The new Smith Reynolds Airport Board held its first meeting on Tuesday, Feb. 19, and was briefed on the recent efforts conducted by an Aerotropolis Task Force that is co-chaired by County Commissioner Chair David Plyler and Winston-Salem Mayor Allen Joines. The Task Force was formed after a study was conducted by Dr. Jack Kasarda and Brent Lane of Aerotropolis Business Concepts LLC, to explore how Smith Reynolds Airport can become more of an economic driver for the entire community.
Winston-Salem Chamber of Commerce President Mark Owens attended the meeting and talked about the Chamber’s roll and how to best include the Airport in local economic development efforts.
“Throughout the process, we’ve been able to find out what a true gem our airport is and the many great opportunities we have with the surrounding areas,” Owens told the Airport Board.
Since the study was released last year, a Task Force, made up of community leaders, has been actively looking at how the airport can connect to the activities happening at the Innovation Quarter, Whitaker Park and local universities, along with how it can attract new innovations like drones and vertical take-off and landing (VTOL) aircraft. The Task Force is also looking at how to market available land and building space at the airport and potential uses for other county properties located near it.

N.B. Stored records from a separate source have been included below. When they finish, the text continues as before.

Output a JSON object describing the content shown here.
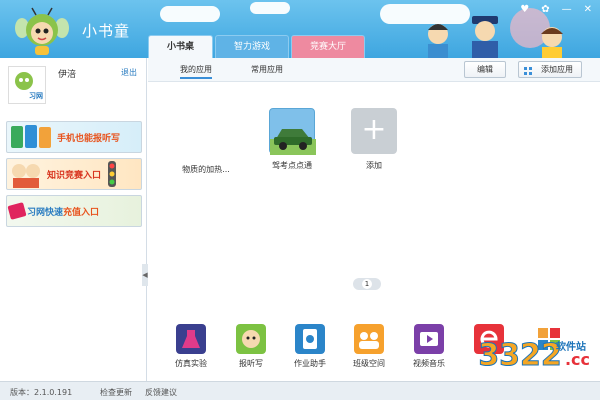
{
  "app": {
    "title": "小书童"
  },
  "window": {
    "skin_icon": "♥",
    "settings_icon": "✿",
    "minimize": "—",
    "close": "✕"
  },
  "tabs": [
    {
      "label": "小书桌"
    },
    {
      "label": "智力游戏"
    },
    {
      "label": "竞赛大厅"
    }
  ],
  "user": {
    "name": "伊涪",
    "logout": "退出",
    "logo_text": "习网"
  },
  "banners": [
    {
      "text": "手机也能报听写"
    },
    {
      "text": "知识竞赛入口"
    },
    {
      "text_a": "习网快速",
      "text_b": "充值入口"
    }
  ],
  "subnav": {
    "my_apps": "我的应用",
    "common_apps": "常用应用",
    "edit": "编辑",
    "add_app": "添加应用"
  },
  "apps": [
    {
      "label": "物质的加热..."
    },
    {
      "label": "驾考点点通"
    },
    {
      "label": "添加",
      "icon": "+"
    }
  ],
  "pager": {
    "current": "1"
  },
  "tools": [
    {
      "label": "仿真实验"
    },
    {
      "label": "报听写"
    },
    {
      "label": "作业助手"
    },
    {
      "label": "班级空间"
    },
    {
      "label": "视频音乐"
    },
    {
      "label": ""
    },
    {
      "label": ""
    }
  ],
  "footer": {
    "version": "版本：2.1.0.191",
    "update": "检查更新",
    "feedback": "反馈建议"
  },
  "watermark": {
    "text": "3322",
    "domain": ".cc",
    "site": "软件站"
  },
  "colors": {
    "header": "#3ea6e0",
    "accent": "#2b7dc1",
    "pink_tab": "#ee8aa0"
  }
}
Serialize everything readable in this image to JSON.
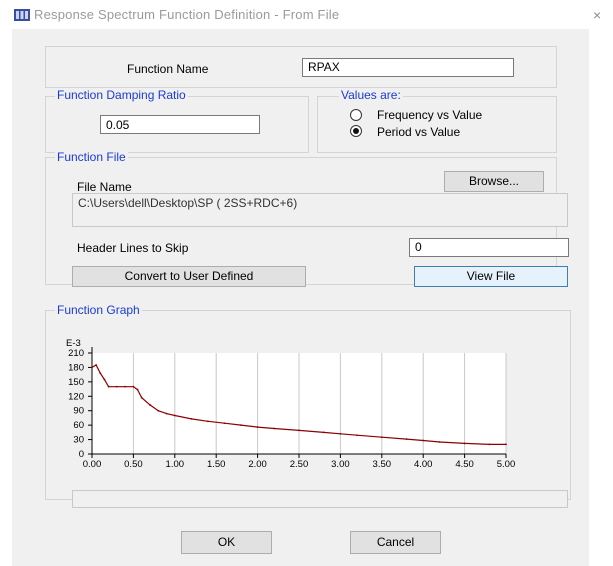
{
  "window": {
    "title": "Response Spectrum Function Definition - From File",
    "close_glyph": "×"
  },
  "function_name": {
    "label": "Function Name",
    "value": "RPAX"
  },
  "damping": {
    "legend": "Function Damping Ratio",
    "value": "0.05"
  },
  "values_are": {
    "legend": "Values are:",
    "options": [
      {
        "label": "Frequency vs Value",
        "selected": false
      },
      {
        "label": "Period vs Value",
        "selected": true
      }
    ]
  },
  "function_file": {
    "legend": "Function File",
    "file_name_label": "File Name",
    "browse_label": "Browse...",
    "path": "C:\\Users\\dell\\Desktop\\SP ( 2SS+RDC+6)",
    "header_lines_label": "Header Lines to Skip",
    "header_lines_value": "0",
    "convert_label": "Convert to User Defined",
    "view_file_label": "View File"
  },
  "graph": {
    "legend": "Function Graph"
  },
  "chart_data": {
    "type": "line",
    "y_scale_label": "E-3",
    "x_ticks": [
      "0.00",
      "0.50",
      "1.00",
      "1.50",
      "2.00",
      "2.50",
      "3.00",
      "3.50",
      "4.00",
      "4.50",
      "5.00"
    ],
    "y_ticks": [
      "0",
      "30",
      "60",
      "90",
      "120",
      "150",
      "180",
      "210"
    ],
    "xlim": [
      0,
      5
    ],
    "ylim": [
      0,
      210
    ],
    "grid": "vertical",
    "series": [
      {
        "color": "#8b0000",
        "x": [
          0.0,
          0.05,
          0.1,
          0.15,
          0.2,
          0.3,
          0.4,
          0.5,
          0.55,
          0.6,
          0.7,
          0.8,
          0.9,
          1.0,
          1.2,
          1.4,
          1.6,
          1.8,
          2.0,
          2.2,
          2.5,
          2.8,
          3.0,
          3.2,
          3.5,
          3.8,
          4.0,
          4.2,
          4.5,
          4.8,
          5.0
        ],
        "y": [
          180,
          185,
          168,
          155,
          140,
          140,
          140,
          140,
          134,
          117,
          102,
          90,
          84,
          80,
          73,
          68,
          64,
          60,
          56,
          53,
          49,
          45,
          42,
          39,
          35,
          31,
          28,
          25,
          22,
          20,
          20
        ]
      }
    ]
  },
  "status_bar_value": "",
  "ok_label": "OK",
  "cancel_label": "Cancel"
}
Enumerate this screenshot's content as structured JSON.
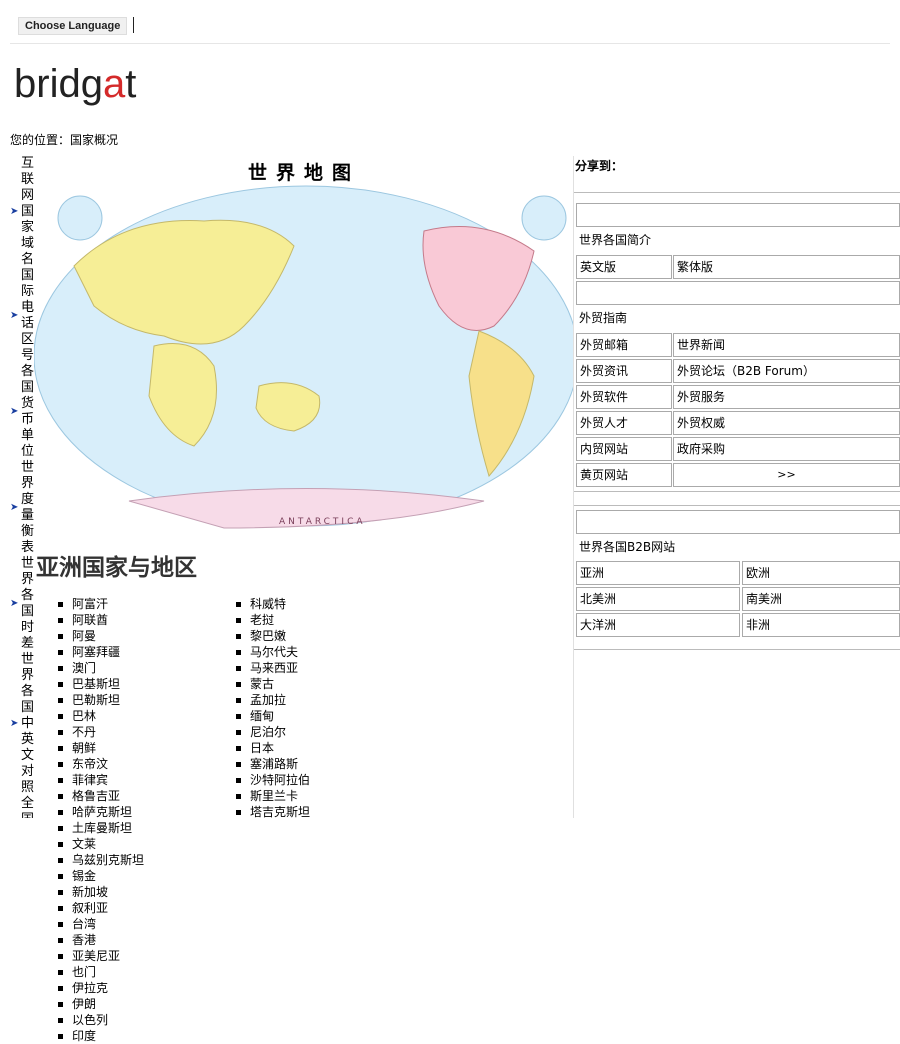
{
  "header": {
    "language_button": "Choose Language",
    "logo_prefix": "bridg",
    "logo_accent": "a",
    "logo_suffix": "t"
  },
  "breadcrumb": "您的位置：国家概况",
  "left_nav": [
    "互联网国家域名",
    "国际电话区号",
    "各国货币单位",
    "世界度量衡表",
    "世界各国时差",
    "世界各国中英文对照",
    "全国电话区号",
    "全"
  ],
  "map": {
    "title": "世界地图",
    "label_antarctica": "ANTARCTICA"
  },
  "region_title": "亚洲国家与地区",
  "countries": [
    [
      "阿富汗",
      "阿联酋",
      "阿曼",
      "阿塞拜疆",
      "澳门",
      "巴基斯坦",
      "巴勒斯坦",
      "巴林",
      "不丹",
      "朝鲜",
      "东帝汶",
      "菲律宾",
      "格鲁吉亚",
      "哈萨克斯坦"
    ],
    [
      "科威特",
      "老挝",
      "黎巴嫩",
      "马尔代夫",
      "马来西亚",
      "蒙古",
      "孟加拉",
      "缅甸",
      "尼泊尔",
      "日本",
      "塞浦路斯",
      "沙特阿拉伯",
      "斯里兰卡",
      "塔吉克斯坦"
    ],
    [
      "土库曼斯坦",
      "文莱",
      "乌兹别克斯坦",
      "锡金",
      "新加坡",
      "叙利亚",
      "台湾",
      "香港",
      "亚美尼亚",
      "也门",
      "伊拉克",
      "伊朗",
      "以色列",
      "印度"
    ]
  ],
  "sidebar": {
    "share_label": "分享到：",
    "intro_header": "世界各国简介",
    "intro_links": [
      "英文版",
      "繁体版"
    ],
    "trade_header": "外贸指南",
    "trade_links": [
      [
        "外贸邮箱",
        "世界新闻"
      ],
      [
        "外贸资讯",
        "外贸论坛（B2B Forum）"
      ],
      [
        "外贸软件",
        "外贸服务"
      ],
      [
        "外贸人才",
        "外贸权威"
      ],
      [
        "内贸网站",
        "政府采购"
      ],
      [
        "黄页网站",
        ">>"
      ]
    ],
    "b2b_header": "世界各国B2B网站",
    "b2b_links": [
      [
        "亚洲",
        "欧洲"
      ],
      [
        "北美洲",
        "南美洲"
      ],
      [
        "大洋洲",
        "非洲"
      ]
    ]
  },
  "colors": {
    "ocean": "#d8eefa",
    "land": "#f6ee96",
    "antarctica": "#f7dbe8",
    "nav_arrow": "#1a3fa0",
    "logo_accent": "#d42a2a"
  }
}
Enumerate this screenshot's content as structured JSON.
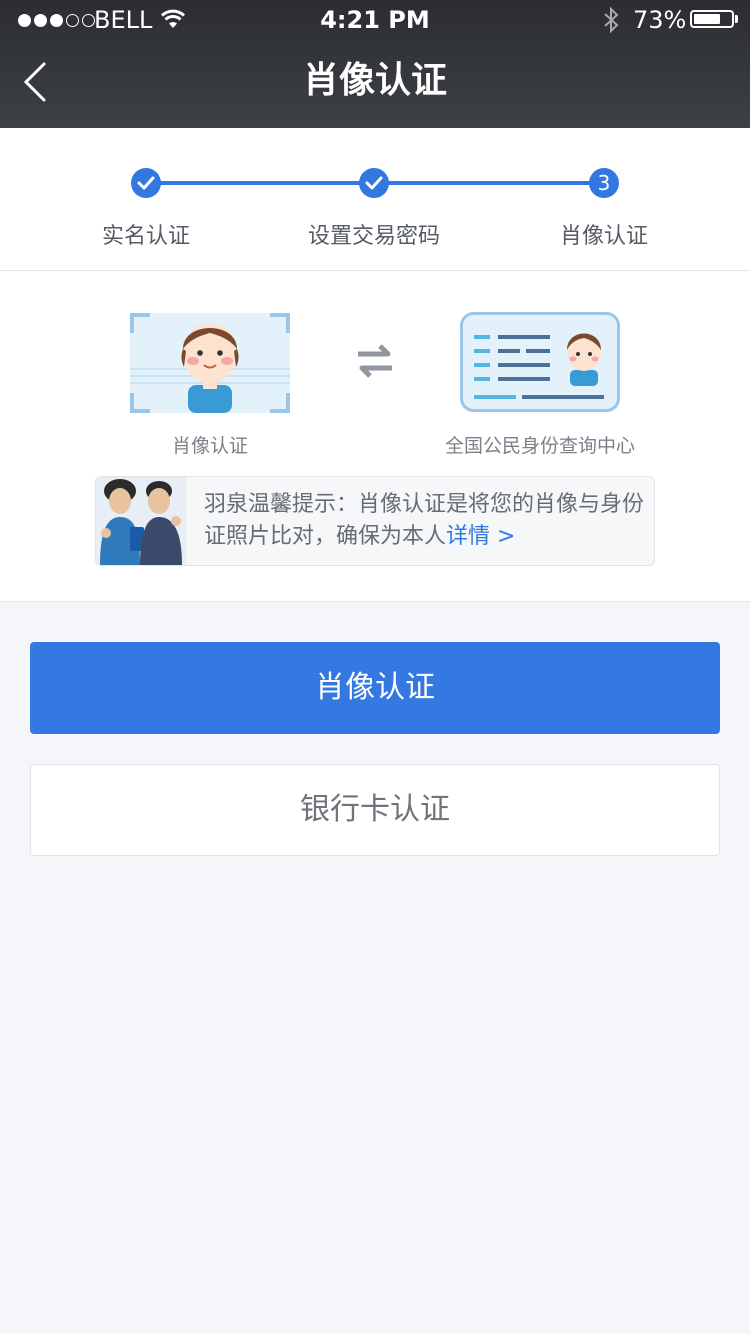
{
  "status_bar": {
    "carrier": "BELL",
    "time": "4:21 PM",
    "battery": "73%",
    "battery_level": 0.73,
    "signal_bars_filled": 3,
    "signal_bars_total": 5
  },
  "nav": {
    "title": "肖像认证",
    "back_icon": "chevron-left-icon"
  },
  "steps": [
    {
      "label": "实名认证",
      "state": "done"
    },
    {
      "label": "设置交易密码",
      "state": "done"
    },
    {
      "label": "肖像认证",
      "state": "current",
      "number": "3"
    }
  ],
  "compare": {
    "left_label": "肖像认证",
    "right_label": "全国公民身份查询中心",
    "swap_icon": "swap-arrows-icon"
  },
  "tip": {
    "text": "羽泉温馨提示：肖像认证是将您的肖像与身份证照片比对，确保为本人",
    "link": "详情 >"
  },
  "buttons": {
    "primary": "肖像认证",
    "secondary": "银行卡认证"
  },
  "colors": {
    "accent": "#3378e0",
    "header_bg": "#34373c",
    "page_bg": "#f5f6fa"
  }
}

Owens said the process includes outreach to the community surrounding the airport to make sure that the resulting development and the jobs that are created benefit everyone.
Aerotropolis was just one of several issues related to the airport that the new board heard. The airport, which is owned by Forsyth County, officially became a county department this year. The organizational change gives the airport access to more county resources, including $1.1 million recently allocated by county commissioners to address some of Smith Reynold’s capital maintenance needs. The Airport Commission of Forsyth County, which was established to govern the airport in 1949, has now been replaced by the Airport Board, which is made of seven members appointed by the county commissioners.
It’s a new board filled with familiar faces. It consists of the five members of the former Airport Commission, which are Scott Piper, James Shaw, Thomas McKim, Perry Hudspeth and County Commissioner Ted Kaplan. Former Chamber CEO Gayle Anderson and Inmar CEO David Mounts, who were part of the Airport Advisory Board that helped guide the airport through its reorganization last year, are also now part of the Airport Board.
“The transition has worked out as seamlessly as we could’ve possibly hoped,” said Piper, who is Airport Board chair.
Piper said the county services the airport now has access to have been helpful. He said the Aerotropolis concept is a critical part of the airport’s future and bringing awareness to what an asset Smith Reynolds is to the innovation community. The study was originated by Anderson, when she was Chamber CEO, and now has the support of the city, the county and local business leaders.
Smith Reynolds, a 700 acre general aviation airport located on North Liberty Street, is currently used for corporate and recreational aviation and has commercial tenants who provide services like flight training and Maintenance Overhaul and Repair (MRO) on large passenger aircraft. A recent state study found that the airport and its related aviation and aerospace assets have an $801 million impact on the local economy and support 3,585 jobs. This was the highest impact among North Carolina’s 62 general aviation public airports.
The airport has numerous capital projects planned. Construction is expected to begin this summer on a voter-approved bond project for a $16.6 million Forsyth Tech Aviation Center at the airport that will train students in MRO work. The airport and Forsyth Tech plan to partner with nearby high schools to encourage students to participate in the program. There’s also plans to build an additional ramp to park aircraft on and to renovate the terminal building, both of which are tentatively expected to begin construction next year.
The next Airport Board meeting will be March 21 at 4 p.m.